(Extracted data entries)
>>
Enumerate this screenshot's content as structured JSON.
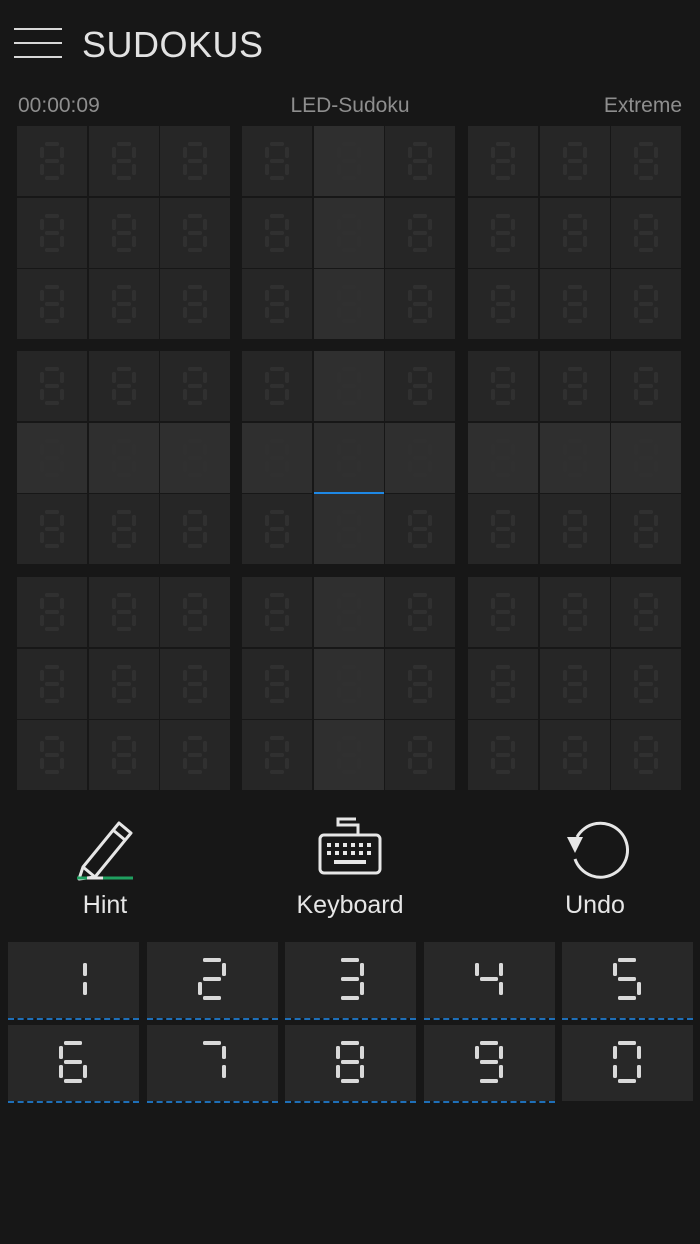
{
  "header": {
    "title": "SUDOKUS",
    "menu_icon": "hamburger-menu-icon"
  },
  "status": {
    "timer": "00:00:09",
    "mode": "LED-Sudoku",
    "difficulty": "Extreme"
  },
  "colors": {
    "digit": "#e0218a",
    "ghost": "#303030",
    "key_digit": "#d9d9d9",
    "accent": "#1e88e5"
  },
  "board": {
    "selected": [
      4,
      4
    ],
    "highlight_rows_cols": true
  },
  "tools": {
    "hint": {
      "label": "Hint",
      "icon": "pencil-icon"
    },
    "keyboard": {
      "label": "Keyboard",
      "icon": "keyboard-icon"
    },
    "undo": {
      "label": "Undo",
      "icon": "undo-icon"
    }
  },
  "keypad": {
    "keys": [
      "1",
      "2",
      "3",
      "4",
      "5",
      "6",
      "7",
      "8",
      "9",
      "0"
    ]
  }
}
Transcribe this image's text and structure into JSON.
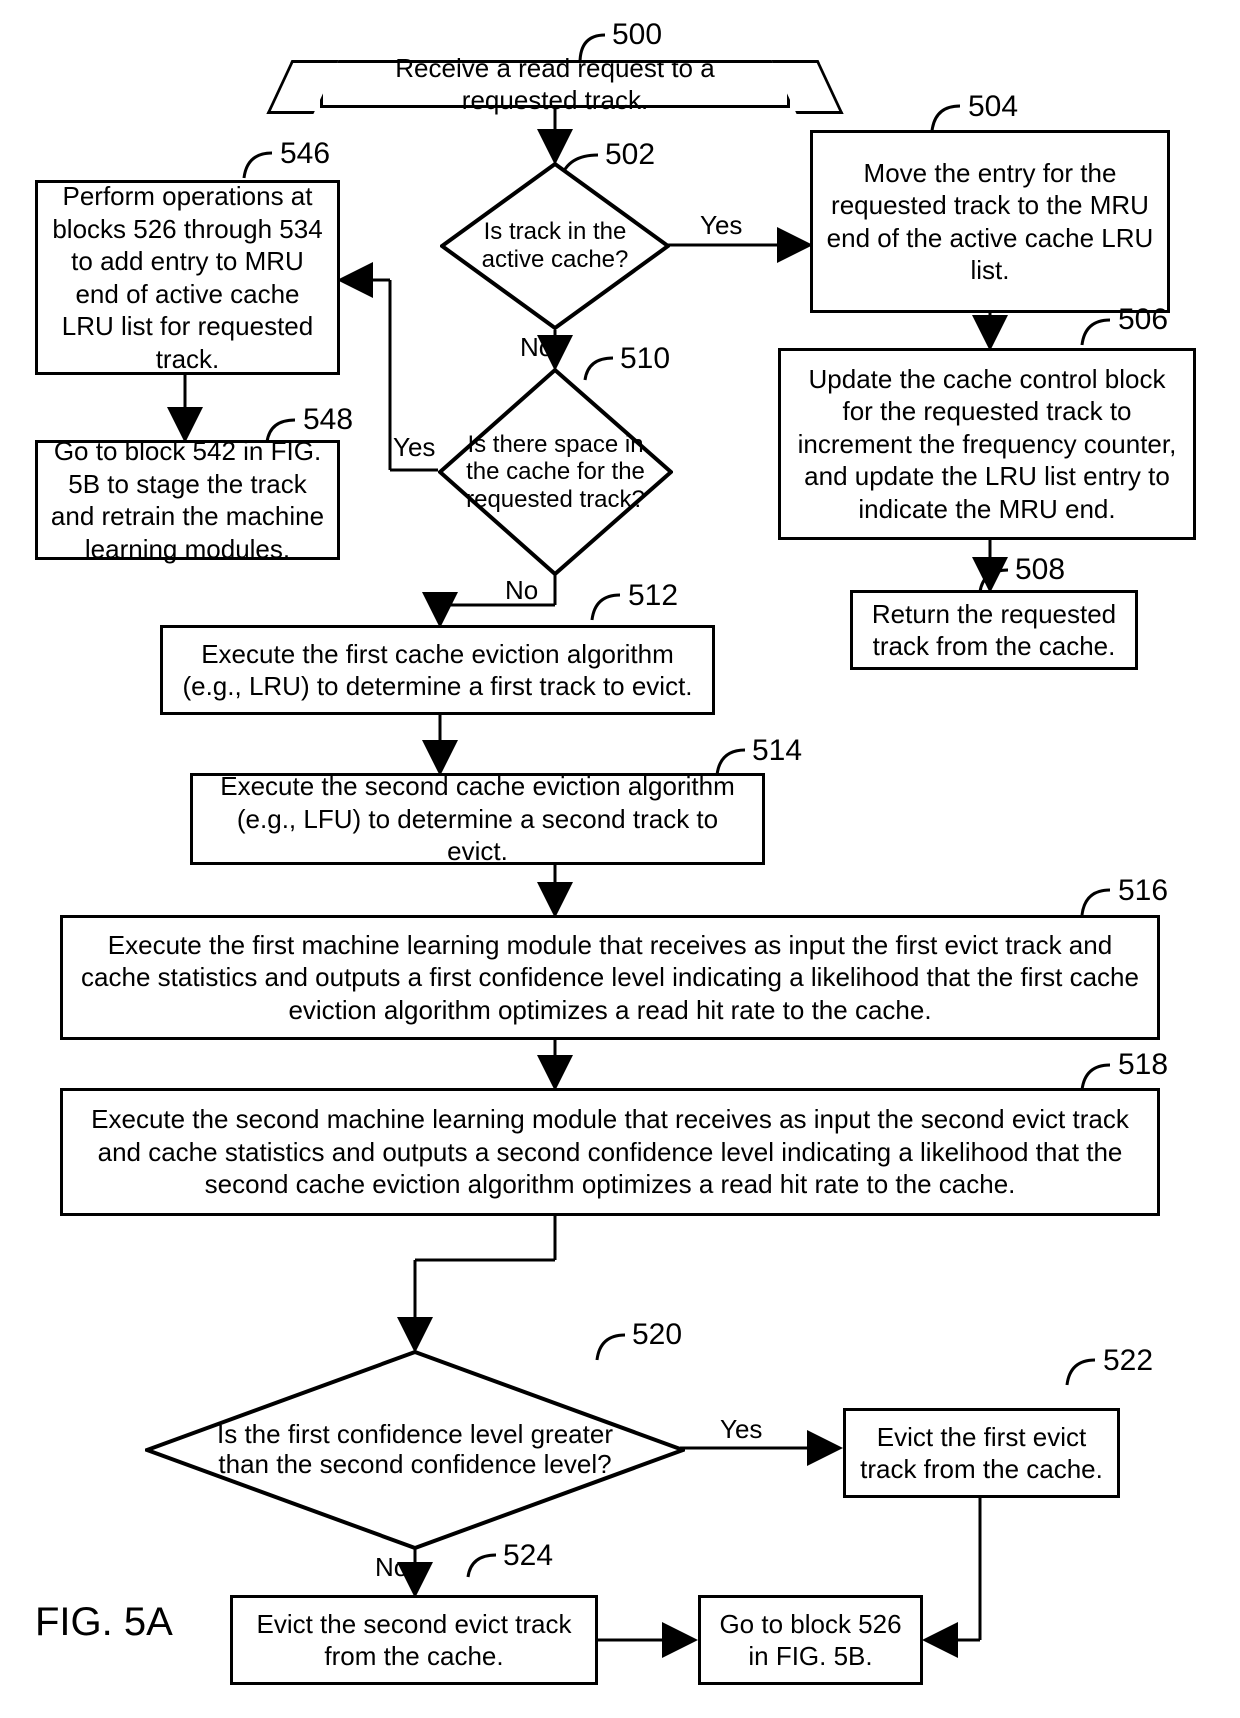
{
  "figure_label": "FIG. 5A",
  "nodes": {
    "n500": {
      "ref": "500",
      "text": "Receive a read request to a requested track."
    },
    "n502": {
      "ref": "502",
      "text": "Is track in the active cache?",
      "yes": "Yes",
      "no": "No"
    },
    "n504": {
      "ref": "504",
      "text": "Move the entry for the requested track to the MRU end of the active cache LRU list."
    },
    "n506": {
      "ref": "506",
      "text": "Update the cache control block for the requested track to increment the frequency counter, and update the LRU list entry to indicate the MRU end."
    },
    "n508": {
      "ref": "508",
      "text": "Return the requested track from the cache."
    },
    "n510": {
      "ref": "510",
      "text": "Is there space in the cache for the requested track?",
      "yes": "Yes",
      "no": "No"
    },
    "n512": {
      "ref": "512",
      "text": "Execute the first cache eviction algorithm (e.g., LRU) to determine a first track to evict."
    },
    "n514": {
      "ref": "514",
      "text": "Execute the second cache eviction algorithm (e.g., LFU) to determine a second track to evict."
    },
    "n516": {
      "ref": "516",
      "text": "Execute the first machine learning module that receives as input the first evict track and cache statistics and outputs a first confidence level indicating a likelihood that the first cache eviction algorithm optimizes a read hit rate to the cache."
    },
    "n518": {
      "ref": "518",
      "text": "Execute the second machine learning module that receives as input the second evict track and cache statistics and outputs a second confidence level indicating a likelihood that the second cache eviction algorithm optimizes a read hit rate to the cache."
    },
    "n520": {
      "ref": "520",
      "text": "Is the first confidence level greater than the second confidence level?",
      "yes": "Yes",
      "no": "No"
    },
    "n522": {
      "ref": "522",
      "text": "Evict the first evict track from the cache."
    },
    "n524": {
      "ref": "524",
      "text": "Evict the second evict track from the cache."
    },
    "n526link": {
      "text": "Go to block 526 in FIG. 5B."
    },
    "n546": {
      "ref": "546",
      "text": "Perform operations at blocks 526 through 534 to add entry to MRU end of active cache LRU list for requested track."
    },
    "n548": {
      "ref": "548",
      "text": "Go to block 542 in FIG. 5B to stage the track and retrain the machine learning modules."
    }
  }
}
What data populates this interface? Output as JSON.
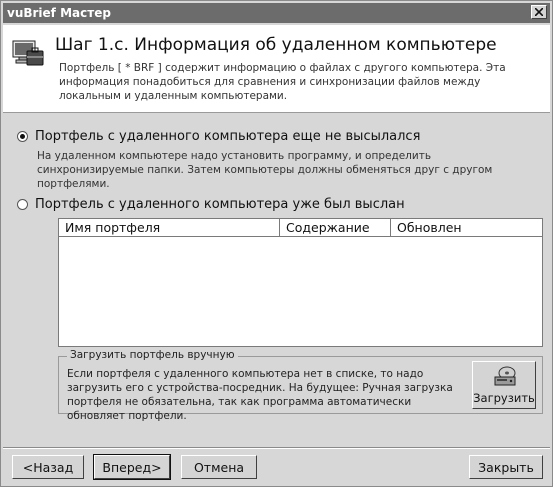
{
  "window": {
    "title": "vuBrief Мастер"
  },
  "header": {
    "title": "Шаг 1.c. Информация об удаленном компьютере",
    "description": "Портфель [ * BRF ] содержит информацию о файлах с другого компьютера. Эта информация понадобиться для сравнения и синхронизации файлов между локальным и удаленным компьютерами."
  },
  "options": [
    {
      "label": "Портфель с удаленного компьютера еще не высылался",
      "description": "На удаленном компьютере надо установить программу, и определить синхронизируемые папки. Затем компьютеры должны обменяться друг с другом портфелями.",
      "checked": true
    },
    {
      "label": "Портфель с удаленного компьютера уже был выслан",
      "description": "",
      "checked": false
    }
  ],
  "list": {
    "columns": [
      "Имя портфеля",
      "Содержание",
      "Обновлен"
    ],
    "rows": []
  },
  "manual_load": {
    "legend": "Загрузить портфель вручную",
    "text": "Если портфеля с удаленного компьютера нет в списке, то надо загрузить его с устройства-посредник. На будущее: Ручная загрузка портфеля не обязательна, так как программа автоматически обновляет портфели.",
    "button_label": "Загрузить",
    "button_icon": "disk-load-icon"
  },
  "footer": {
    "back_label": "<Назад",
    "next_label": "Вперед>",
    "cancel_label": "Отмена",
    "close_label": "Закрыть"
  }
}
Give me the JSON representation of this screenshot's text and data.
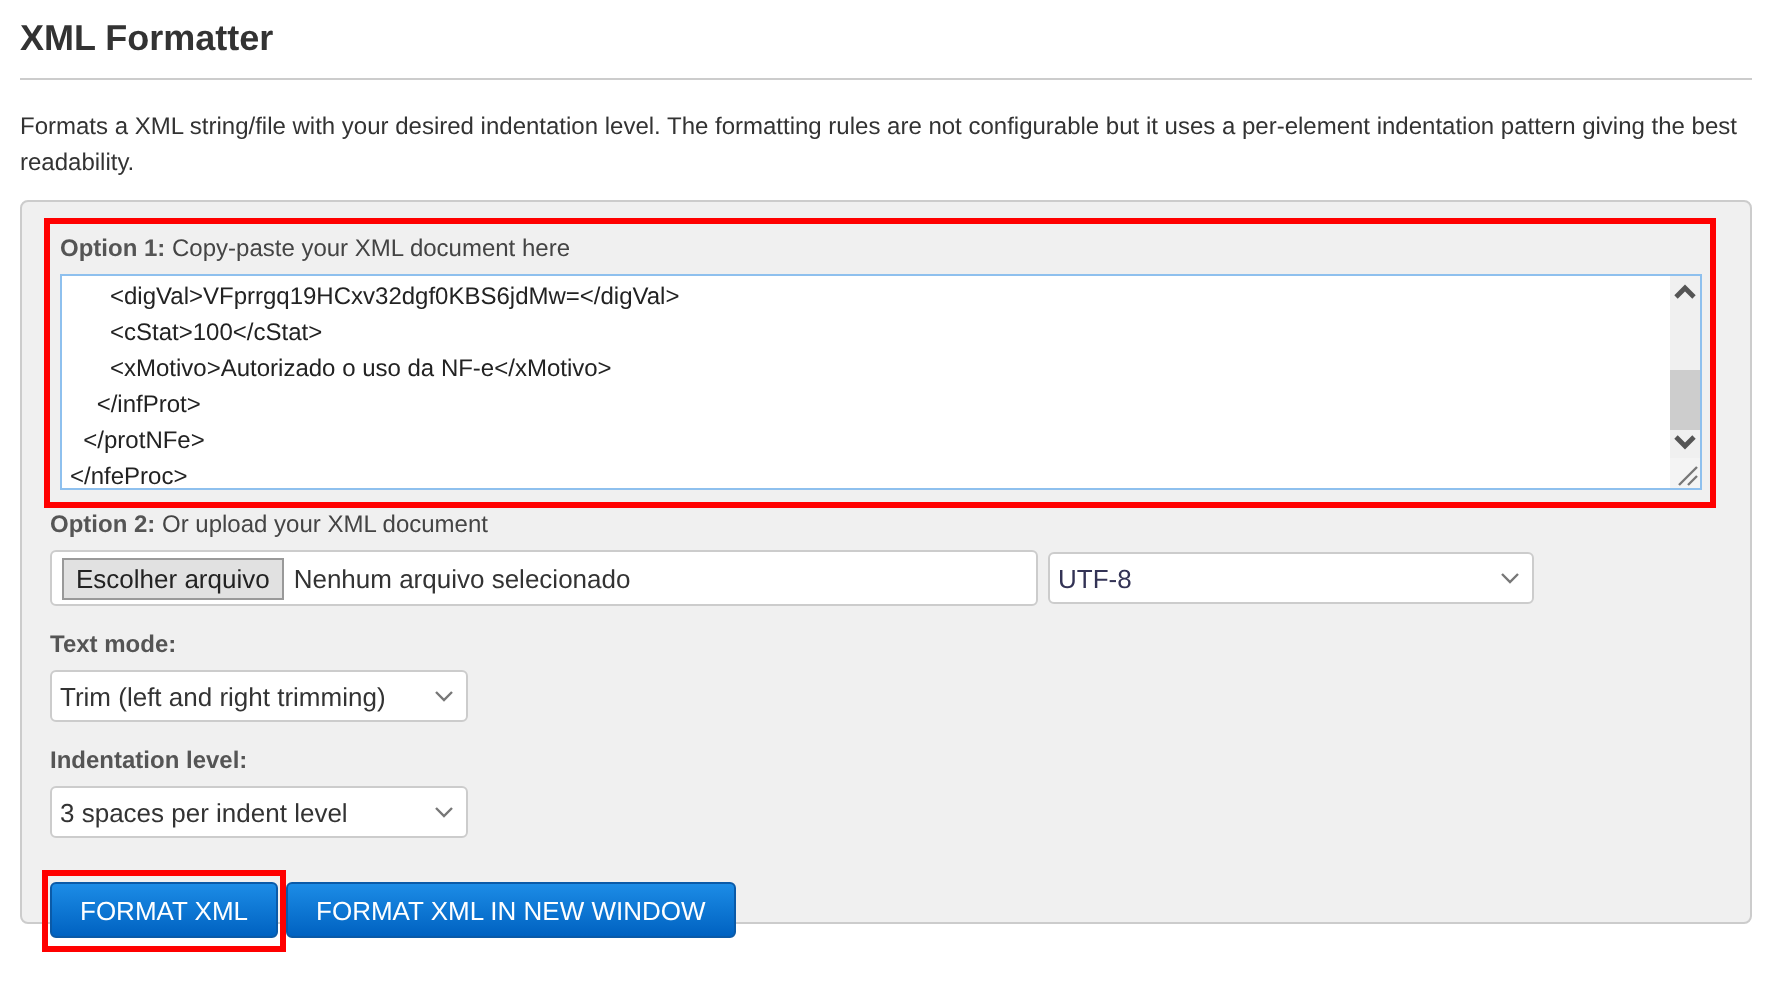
{
  "page": {
    "title": "XML Formatter",
    "description": "Formats a XML string/file with your desired indentation level. The formatting rules are not configurable but it uses a per-element indentation pattern giving the best readability."
  },
  "option1": {
    "label": "**Option 1:** Copy-paste your XML document here",
    "highlighted": true,
    "lines": [
      "      <digVal>VFprrgq19HCxv32dgf0KBS6jdMw=</digVal>",
      "      <cStat>100</cStat>",
      "      <xMotivo>Autorizado o uso da NF-e</xMotivo>",
      "    </infProt>",
      "  </protNFe>",
      "</nfeProc>"
    ]
  },
  "option2": {
    "label": "**Option 2:** Or upload your XML document",
    "file_button": "Escolher arquivo",
    "file_status": "Nenhum arquivo selecionado",
    "encoding": "UTF-8"
  },
  "text_mode": {
    "label": "Text mode:",
    "value": "Trim (left and right trimming)"
  },
  "indentation": {
    "label": "Indentation level:",
    "value": "3 spaces per indent level"
  },
  "buttons": [
    {
      "label": "FORMAT XML",
      "highlighted": true
    },
    {
      "label": "FORMAT XML IN NEW WINDOW",
      "highlighted": false
    }
  ]
}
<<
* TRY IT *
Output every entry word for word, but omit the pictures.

* OUTPUT *
Enumerate this screenshot's content as structured JSON.
{
  "header": {
    "title": "SUDOKUS",
    "menu_icon": "hamburger-menu-icon"
  },
  "status": {
    "timer": "00:00:09",
    "mode": "LED-Sudoku",
    "difficulty": "Extreme"
  },
  "colors": {
    "digit": "#e0218a",
    "ghost": "#303030",
    "key_digit": "#d9d9d9",
    "accent": "#1e88e5"
  },
  "board": {
    "selected": [
      4,
      4
    ],
    "highlight_rows_cols": true
  },
  "tools": {
    "hint": {
      "label": "Hint",
      "icon": "pencil-icon"
    },
    "keyboard": {
      "label": "Keyboard",
      "icon": "keyboard-icon"
    },
    "undo": {
      "label": "Undo",
      "icon": "undo-icon"
    }
  },
  "keypad": {
    "keys": [
      "1",
      "2",
      "3",
      "4",
      "5",
      "6",
      "7",
      "8",
      "9",
      "0"
    ]
  }
}
Transcribe this image's text and structure into JSON.
{
  "figure_label": "FIG. 5A",
  "nodes": {
    "n500": {
      "ref": "500",
      "text": "Receive a read request to a requested track."
    },
    "n502": {
      "ref": "502",
      "text": "Is track in the active cache?",
      "yes": "Yes",
      "no": "No"
    },
    "n504": {
      "ref": "504",
      "text": "Move the entry for the requested track to the MRU end of the active cache LRU list."
    },
    "n506": {
      "ref": "506",
      "text": "Update the cache control block for the requested track to increment the frequency counter, and update the LRU list entry to indicate the MRU end."
    },
    "n508": {
      "ref": "508",
      "text": "Return the requested track from the cache."
    },
    "n510": {
      "ref": "510",
      "text": "Is there space in the cache for the requested track?",
      "yes": "Yes",
      "no": "No"
    },
    "n512": {
      "ref": "512",
      "text": "Execute the first cache eviction algorithm (e.g., LRU) to determine a first track to evict."
    },
    "n514": {
      "ref": "514",
      "text": "Execute the second cache eviction algorithm (e.g., LFU) to determine a second track to evict."
    },
    "n516": {
      "ref": "516",
      "text": "Execute the first machine learning module that receives as input the first evict track and cache statistics and outputs a first confidence level indicating a likelihood that the first cache eviction algorithm optimizes a read hit rate to the cache."
    },
    "n518": {
      "ref": "518",
      "text": "Execute the second machine learning module that receives as input the second evict track and cache statistics and outputs a second confidence level indicating a likelihood that the second cache eviction algorithm optimizes a read hit rate to the cache."
    },
    "n520": {
      "ref": "520",
      "text": "Is the first confidence level greater than the second confidence level?",
      "yes": "Yes",
      "no": "No"
    },
    "n522": {
      "ref": "522",
      "text": "Evict the first evict track from the cache."
    },
    "n524": {
      "ref": "524",
      "text": "Evict the second evict track from the cache."
    },
    "n526link": {
      "text": "Go to block 526 in FIG. 5B."
    },
    "n546": {
      "ref": "546",
      "text": "Perform operations at blocks 526 through 534 to add entry to MRU end of active cache LRU list for requested track."
    },
    "n548": {
      "ref": "548",
      "text": "Go to block 542 in FIG. 5B to stage the track and retrain the machine learning modules."
    }
  }
}
What data populates this interface? Output as JSON.
{
  "window": {
    "title": "vuBrief Мастер"
  },
  "header": {
    "title": "Шаг 1.c. Информация об удаленном компьютере",
    "description": "Портфель [ * BRF ] содержит информацию о файлах с другого компьютера. Эта информация понадобиться для сравнения и синхронизации файлов между локальным и удаленным компьютерами."
  },
  "options": [
    {
      "label": "Портфель с удаленного компьютера еще не высылался",
      "description": "На удаленном компьютере надо установить программу, и определить синхронизируемые папки. Затем компьютеры должны обменяться друг с другом портфелями.",
      "checked": true
    },
    {
      "label": "Портфель с удаленного компьютера уже был выслан",
      "description": "",
      "checked": false
    }
  ],
  "list": {
    "columns": [
      "Имя портфеля",
      "Содержание",
      "Обновлен"
    ],
    "rows": []
  },
  "manual_load": {
    "legend": "Загрузить портфель вручную",
    "text": "Если портфеля с удаленного компьютера нет в списке, то надо загрузить его с устройства-посредник. На будущее: Ручная загрузка портфеля не обязательна, так как программа автоматически обновляет портфели.",
    "button_label": "Загрузить",
    "button_icon": "disk-load-icon"
  },
  "footer": {
    "back_label": "<Назад",
    "next_label": "Вперед>",
    "cancel_label": "Отмена",
    "close_label": "Закрыть"
  }
}
Give me the JSON representation of this screenshot's text and data.
{
  "page": {
    "title": "XML Formatter",
    "description": "Formats a XML string/file with your desired indentation level. The formatting rules are not configurable but it uses a per-element indentation pattern giving the best readability."
  },
  "option1": {
    "label": "**Option 1:** Copy-paste your XML document here",
    "highlighted": true,
    "lines": [
      "      <digVal>VFprrgq19HCxv32dgf0KBS6jdMw=</digVal>",
      "      <cStat>100</cStat>",
      "      <xMotivo>Autorizado o uso da NF-e</xMotivo>",
      "    </infProt>",
      "  </protNFe>",
      "</nfeProc>"
    ]
  },
  "option2": {
    "label": "**Option 2:** Or upload your XML document",
    "file_button": "Escolher arquivo",
    "file_status": "Nenhum arquivo selecionado",
    "encoding": "UTF-8"
  },
  "text_mode": {
    "label": "Text mode:",
    "value": "Trim (left and right trimming)"
  },
  "indentation": {
    "label": "Indentation level:",
    "value": "3 spaces per indent level"
  },
  "buttons": [
    {
      "label": "FORMAT XML",
      "highlighted": true
    },
    {
      "label": "FORMAT XML IN NEW WINDOW",
      "highlighted": false
    }
  ]
}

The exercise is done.